California is no stranger to drought cycles. According to the California Department of Water Resources, droughts since 2012 have been more frequent and severe, with the droughts of the past two years breaking records set nearly half a century ago. With atmospheric conditions severely affected by climate change, it appears California may well continue to suffer shrinking water supplies and increased fire danger.

While private citizens face tightening water restrictions, companies and industries

– including construction, are learning to adapt their projects and methods to a wide range of drought-induced changes.


In 2015, after four years of drought, California approved new state building codes restricting water-greedy landscaping around new construction including homes, schools, and businesses. The new codes cut by 20% the amount of water landscaping could use and required developers to plant more drought-friendly foliage and less turf. These codes are still in effect.


The swimming pool construction industry was an integral part of California life for decades.

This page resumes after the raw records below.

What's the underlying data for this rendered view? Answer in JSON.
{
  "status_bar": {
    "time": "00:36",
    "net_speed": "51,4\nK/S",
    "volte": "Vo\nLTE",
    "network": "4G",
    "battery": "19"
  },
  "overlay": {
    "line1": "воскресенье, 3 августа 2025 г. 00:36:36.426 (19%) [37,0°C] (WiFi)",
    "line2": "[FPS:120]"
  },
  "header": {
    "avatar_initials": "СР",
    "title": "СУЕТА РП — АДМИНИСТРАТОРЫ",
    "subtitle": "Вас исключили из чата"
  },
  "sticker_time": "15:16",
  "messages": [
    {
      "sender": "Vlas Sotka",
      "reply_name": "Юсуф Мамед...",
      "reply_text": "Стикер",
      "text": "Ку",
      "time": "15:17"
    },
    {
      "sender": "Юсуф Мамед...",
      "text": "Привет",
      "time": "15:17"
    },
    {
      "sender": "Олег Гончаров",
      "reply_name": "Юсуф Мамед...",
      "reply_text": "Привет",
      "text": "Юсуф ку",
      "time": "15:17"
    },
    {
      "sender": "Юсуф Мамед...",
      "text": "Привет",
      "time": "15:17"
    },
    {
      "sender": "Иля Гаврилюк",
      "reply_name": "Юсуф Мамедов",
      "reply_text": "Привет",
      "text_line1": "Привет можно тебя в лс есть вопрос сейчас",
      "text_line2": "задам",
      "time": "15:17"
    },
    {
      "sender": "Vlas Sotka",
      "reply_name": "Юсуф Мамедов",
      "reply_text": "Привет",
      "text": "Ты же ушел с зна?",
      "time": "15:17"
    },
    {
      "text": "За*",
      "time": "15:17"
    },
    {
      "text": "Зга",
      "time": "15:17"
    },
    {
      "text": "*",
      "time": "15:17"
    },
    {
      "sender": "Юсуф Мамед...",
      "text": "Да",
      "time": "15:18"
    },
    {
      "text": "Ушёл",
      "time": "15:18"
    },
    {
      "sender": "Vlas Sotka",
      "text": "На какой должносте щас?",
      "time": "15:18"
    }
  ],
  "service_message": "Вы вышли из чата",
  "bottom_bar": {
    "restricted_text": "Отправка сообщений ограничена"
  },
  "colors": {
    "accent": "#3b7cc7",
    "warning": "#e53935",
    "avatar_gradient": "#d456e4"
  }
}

However, some pool companies were forced to close their doors due to hardline restrictions on installation and water usage during the first several years of the drought. Some areas such as Montecito banned new pool construction completely. Where pool construction is permitted, companies have adapted by now offering the option of a shallow pool with no diving board to conserve water.


The 2021-22 Governor’s Budget has allotted funds to state agencies for improvements in water security infrastructure, promising a host of new construction jobs. Areas to be addressed include water efficiency projects to assist in improving over-drafted groundwater basins and flood risk reduction across the state. In addition, funding has been approved for levee improvements and emergency preparedness in the Sacramento-San Joaquin Delta.

Amidst these challenges, restrictions, and surprising new opportunities, the California construction industry has managed to thrive by embracing increased

water and energy efficiency and conservation. After a two-year decline, California construction reported a 20% surge in single-family residences during the first half of 2021 over the same period in 2020 and a 21% increase in multi-family housing.